American soldiers have provided medical aid to civilians in many wars, and no less in the Vietnam War, where there were more than forty million contacts between U.S. medical personnel and Vietnamese civilians.
Robert J. Wilensky, using data derived from extensive archival research as well as his personal experience in Vietnam, shows how medical aid to Vietnamese civilians, at first based simply on good will, became policy. The original Medical Civic Action Program (MEDCAP), by which unit medical teams treated civilians in their area, soon expanded to other acronymically designated programs: the Military Provincial Hospital (later Health) Assistance Program (MILPHAP), the Civilian War Casualty Program (CWCP), and the Provincial Health Assistance Program (PHAP).
Although MEDCAP treated many, American doctors were uniformly unhappy about the superficial care they were able to give. Labs, x-ray machines, and surgery were not available at the unit level; follow-up was sketchy or nonexistent. Other programs became so politicized that they were almost ineffective. Coordination with the government of South Vietnam was poor, creating areas that were underserved.

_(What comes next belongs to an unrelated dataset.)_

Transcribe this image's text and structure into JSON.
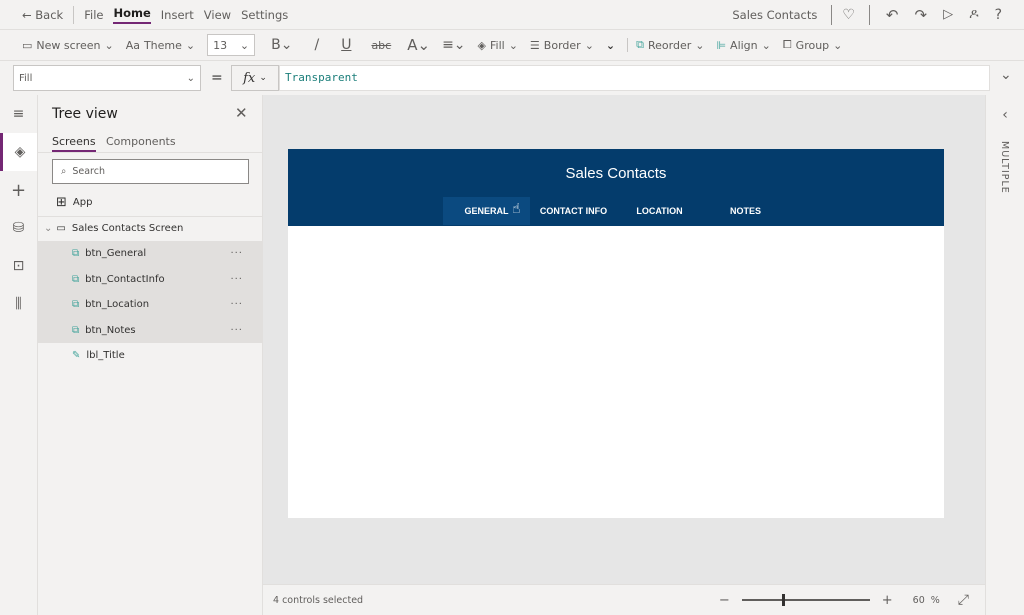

Most important, there is no evidence that the good will built by U.S. doctors transferred to South Vietnamese forces. American programs may have emphasized the inability of the Republic of Vietnam to provide basic health care to its own people and may have demonstrated to Vietnamese civilians that foreign soldiers cared more for them than their own troops did. If that is the case, the programs actually did more harm than good in the attempt to win hearts and minds.